I won’t be coy. I didn’t like this book, despite the fact that it treads on one of my favorite themes: memories of the past, especially those we hoped we’d forgotten, haunt the present.
When the book begins, Charlie Bellerose, our first-person narrator, has just learned that someone with a strange name is dead, and Charlie’s brother is missing. We then quickly flash back one year, to the summer of 2005, and find Charlie returning to his home in Toronto. He’s just separated from his wife, Isabel, and left her in Madrid where they’d lived for nearly two decades. With that separation, he’s also left his twelve-year-old daughter, Ava. And so, here he is, returning home again, to a life he’d been able to forget mostly, since he was so far from it.
In Toronto he is nervous to reacquaint himself with his brother, Nate. The last time he spend any time with Nate was over ten years ago, in 1993, when Nate visited Madrid and made a complete idiot of himself. Wary, Charlie is surprised to find that he likes his brother, who is also going through a divorce, one that separates a family with two boys.
I will say that I was already having a hard time with this book at this early stage, and it may well have been an issue of timing. I was very impatient with it from the get-go, finding the dialogue strained first, and then getting annoyed because I felt I could see Bock’s manipulations all over the place as he put the pieces of his story into place. The book comes off as a series of set pieces, and most are misfires since they attempt to add some intensity and metaphor to the story but then Bock balks just as those set pieces begin to take over the story. Consequently, the intensity is undercut, the themes suffer in the background, and the novel feels uneven and unsure.

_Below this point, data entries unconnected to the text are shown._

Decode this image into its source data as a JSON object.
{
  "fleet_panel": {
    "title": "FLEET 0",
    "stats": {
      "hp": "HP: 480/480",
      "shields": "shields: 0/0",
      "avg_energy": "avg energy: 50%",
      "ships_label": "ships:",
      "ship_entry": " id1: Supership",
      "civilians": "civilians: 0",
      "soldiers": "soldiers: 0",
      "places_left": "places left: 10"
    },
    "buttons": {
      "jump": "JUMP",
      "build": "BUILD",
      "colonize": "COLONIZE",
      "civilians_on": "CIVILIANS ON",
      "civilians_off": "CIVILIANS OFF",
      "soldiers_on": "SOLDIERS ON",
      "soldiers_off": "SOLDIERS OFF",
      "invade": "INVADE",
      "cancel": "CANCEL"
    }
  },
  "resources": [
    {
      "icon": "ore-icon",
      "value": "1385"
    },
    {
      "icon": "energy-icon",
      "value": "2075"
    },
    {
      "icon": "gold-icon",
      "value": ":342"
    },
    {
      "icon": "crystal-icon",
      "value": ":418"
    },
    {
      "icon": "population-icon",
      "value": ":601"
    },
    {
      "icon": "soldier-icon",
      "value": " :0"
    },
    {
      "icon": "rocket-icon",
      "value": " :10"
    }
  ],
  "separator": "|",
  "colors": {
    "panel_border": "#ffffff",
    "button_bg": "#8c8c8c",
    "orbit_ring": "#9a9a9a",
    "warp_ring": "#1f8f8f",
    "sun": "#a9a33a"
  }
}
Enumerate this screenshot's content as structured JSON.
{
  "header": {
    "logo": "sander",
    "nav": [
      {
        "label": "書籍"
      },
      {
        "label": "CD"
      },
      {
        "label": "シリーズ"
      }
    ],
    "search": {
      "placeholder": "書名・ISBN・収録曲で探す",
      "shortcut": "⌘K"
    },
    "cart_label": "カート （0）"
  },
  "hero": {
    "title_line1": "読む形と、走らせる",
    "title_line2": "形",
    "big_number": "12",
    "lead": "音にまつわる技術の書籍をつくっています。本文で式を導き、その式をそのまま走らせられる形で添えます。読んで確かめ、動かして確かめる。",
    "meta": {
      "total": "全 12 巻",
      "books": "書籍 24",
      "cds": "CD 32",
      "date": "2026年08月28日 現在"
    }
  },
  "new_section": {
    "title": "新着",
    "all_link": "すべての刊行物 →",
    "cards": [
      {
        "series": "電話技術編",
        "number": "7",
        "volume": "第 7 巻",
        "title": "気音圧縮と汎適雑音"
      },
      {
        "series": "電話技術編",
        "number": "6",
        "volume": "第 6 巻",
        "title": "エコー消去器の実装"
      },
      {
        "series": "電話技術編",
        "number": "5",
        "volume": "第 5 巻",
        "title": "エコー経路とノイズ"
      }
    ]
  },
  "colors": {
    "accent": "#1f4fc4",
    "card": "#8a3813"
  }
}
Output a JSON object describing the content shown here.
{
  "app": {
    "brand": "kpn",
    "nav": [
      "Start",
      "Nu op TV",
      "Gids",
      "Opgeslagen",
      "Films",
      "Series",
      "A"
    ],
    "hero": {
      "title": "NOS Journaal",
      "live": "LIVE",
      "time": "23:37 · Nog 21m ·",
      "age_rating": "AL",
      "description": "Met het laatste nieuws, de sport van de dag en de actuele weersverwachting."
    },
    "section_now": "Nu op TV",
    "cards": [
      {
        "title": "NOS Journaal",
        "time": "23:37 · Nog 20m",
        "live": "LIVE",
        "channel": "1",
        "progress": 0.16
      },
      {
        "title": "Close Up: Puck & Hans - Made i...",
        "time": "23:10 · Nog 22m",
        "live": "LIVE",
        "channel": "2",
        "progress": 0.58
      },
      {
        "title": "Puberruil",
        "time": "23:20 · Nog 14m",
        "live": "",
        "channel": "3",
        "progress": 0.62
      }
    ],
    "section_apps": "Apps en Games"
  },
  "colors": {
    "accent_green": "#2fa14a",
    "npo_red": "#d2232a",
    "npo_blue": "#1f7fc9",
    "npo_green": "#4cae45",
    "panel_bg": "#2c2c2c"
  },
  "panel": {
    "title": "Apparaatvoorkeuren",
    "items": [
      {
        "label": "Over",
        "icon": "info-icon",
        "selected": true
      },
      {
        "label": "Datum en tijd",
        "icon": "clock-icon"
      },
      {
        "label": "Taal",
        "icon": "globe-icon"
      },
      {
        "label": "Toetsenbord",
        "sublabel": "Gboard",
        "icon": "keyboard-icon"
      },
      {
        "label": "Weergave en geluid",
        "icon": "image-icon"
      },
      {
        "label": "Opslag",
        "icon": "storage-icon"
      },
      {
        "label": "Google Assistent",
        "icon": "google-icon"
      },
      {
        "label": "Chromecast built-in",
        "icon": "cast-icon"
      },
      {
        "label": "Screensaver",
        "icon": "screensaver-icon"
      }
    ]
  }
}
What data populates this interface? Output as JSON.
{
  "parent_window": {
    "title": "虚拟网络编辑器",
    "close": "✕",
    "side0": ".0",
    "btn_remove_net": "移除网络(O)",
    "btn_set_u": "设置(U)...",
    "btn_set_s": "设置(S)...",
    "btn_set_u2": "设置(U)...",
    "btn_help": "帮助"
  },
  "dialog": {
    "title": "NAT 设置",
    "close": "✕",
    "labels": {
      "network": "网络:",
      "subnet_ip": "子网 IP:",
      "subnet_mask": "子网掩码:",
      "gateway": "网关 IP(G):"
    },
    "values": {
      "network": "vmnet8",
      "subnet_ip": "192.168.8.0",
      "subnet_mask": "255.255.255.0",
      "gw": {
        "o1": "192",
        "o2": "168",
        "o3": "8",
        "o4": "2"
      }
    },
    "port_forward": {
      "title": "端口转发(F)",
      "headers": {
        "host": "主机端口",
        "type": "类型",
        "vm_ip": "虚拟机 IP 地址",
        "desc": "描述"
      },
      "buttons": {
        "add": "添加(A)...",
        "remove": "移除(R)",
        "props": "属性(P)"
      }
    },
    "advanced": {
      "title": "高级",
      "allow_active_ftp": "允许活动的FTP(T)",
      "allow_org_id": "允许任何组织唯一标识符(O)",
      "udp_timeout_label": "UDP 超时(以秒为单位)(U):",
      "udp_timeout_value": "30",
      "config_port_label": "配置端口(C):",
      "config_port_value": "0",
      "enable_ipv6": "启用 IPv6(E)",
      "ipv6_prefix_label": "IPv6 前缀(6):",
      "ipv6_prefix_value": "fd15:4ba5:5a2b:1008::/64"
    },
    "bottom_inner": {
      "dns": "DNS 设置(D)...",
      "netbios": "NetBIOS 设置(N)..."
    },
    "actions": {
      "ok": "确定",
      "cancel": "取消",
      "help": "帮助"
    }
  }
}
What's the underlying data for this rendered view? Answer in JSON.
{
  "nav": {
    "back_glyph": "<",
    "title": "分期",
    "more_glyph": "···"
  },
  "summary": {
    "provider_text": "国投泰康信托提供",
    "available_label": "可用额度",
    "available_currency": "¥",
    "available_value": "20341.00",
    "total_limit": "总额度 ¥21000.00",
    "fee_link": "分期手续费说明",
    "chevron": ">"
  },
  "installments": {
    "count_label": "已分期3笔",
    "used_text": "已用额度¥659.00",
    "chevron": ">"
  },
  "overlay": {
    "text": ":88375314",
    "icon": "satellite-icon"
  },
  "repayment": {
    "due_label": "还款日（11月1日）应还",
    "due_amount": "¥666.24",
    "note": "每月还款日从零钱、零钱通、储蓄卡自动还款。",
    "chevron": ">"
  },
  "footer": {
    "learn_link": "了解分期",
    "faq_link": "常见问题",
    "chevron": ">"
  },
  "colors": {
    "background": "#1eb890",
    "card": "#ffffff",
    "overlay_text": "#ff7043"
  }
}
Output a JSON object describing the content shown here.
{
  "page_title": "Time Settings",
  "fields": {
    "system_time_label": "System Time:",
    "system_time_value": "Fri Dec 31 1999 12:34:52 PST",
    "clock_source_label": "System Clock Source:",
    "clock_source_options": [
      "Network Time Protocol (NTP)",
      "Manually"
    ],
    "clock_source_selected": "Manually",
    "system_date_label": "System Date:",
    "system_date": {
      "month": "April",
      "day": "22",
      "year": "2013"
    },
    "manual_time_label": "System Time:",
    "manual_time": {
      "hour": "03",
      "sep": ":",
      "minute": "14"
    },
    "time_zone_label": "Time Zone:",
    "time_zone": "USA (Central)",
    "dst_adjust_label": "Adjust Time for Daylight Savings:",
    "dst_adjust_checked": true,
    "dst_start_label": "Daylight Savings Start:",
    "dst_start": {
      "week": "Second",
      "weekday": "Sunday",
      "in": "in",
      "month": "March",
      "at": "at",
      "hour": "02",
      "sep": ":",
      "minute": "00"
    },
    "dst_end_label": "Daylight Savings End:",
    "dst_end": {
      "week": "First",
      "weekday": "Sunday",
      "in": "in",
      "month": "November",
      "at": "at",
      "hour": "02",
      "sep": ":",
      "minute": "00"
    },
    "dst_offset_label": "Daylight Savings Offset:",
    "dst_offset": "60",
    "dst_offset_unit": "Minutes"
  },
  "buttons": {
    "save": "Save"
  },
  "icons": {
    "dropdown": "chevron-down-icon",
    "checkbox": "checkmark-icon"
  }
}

As an example, the book’s first sentence brings up a man’s death and the brother’s disappearance. Then we step back a year (and then step back further years), and that first sentence is only resolved in the long epilogue. For me, then, the only reason to bring up the death and disappearance was to get the reader hooked. “Ah, the reader’s involved, now I’ll tell my story.” It’s the first of many aspects that just felt contrived.
Which is really too bad. The book itself has some great ideas centered around a man’s return home after nearly two decades. As he revisits those he thought he forgot — like his first love — it all comes back as if it were yesterday, and he’s incredibly disoriented:
But my first year as a bachelor in two decades was just coming to a close, and now like magic, as if time had snapped its fingers, it came to me that I was in the middle of a life I hadn’t really paid attention to. My old self was buried in the irretrievable past, the world had continued, and suddenly my baby daughter was a teenager.
That’s a great thought — finding oneself in the middle of a life one isn’t paying attention to — and it’s sadly one of the more succinct, focused statements in the book, which is otherwise filled with abstractions and forced, tonally mismatched metaphors:
Too many of life’s lessons were hidden away somewhere in the past like a forgotten stash of unopened Christmas presents moldering away in a dark closet, no good to anyone.
Also forced are the book’s lessons that do surface, coming as they do from the mouth of Ava, the wise child in a world of deranged adults. Perhaps that’s the main lesson: when you’re a child, you’re wise; when you’re an adult, you’re foolish; if only you could go back and regain that wisdom. Sadly, this book does not lead the way.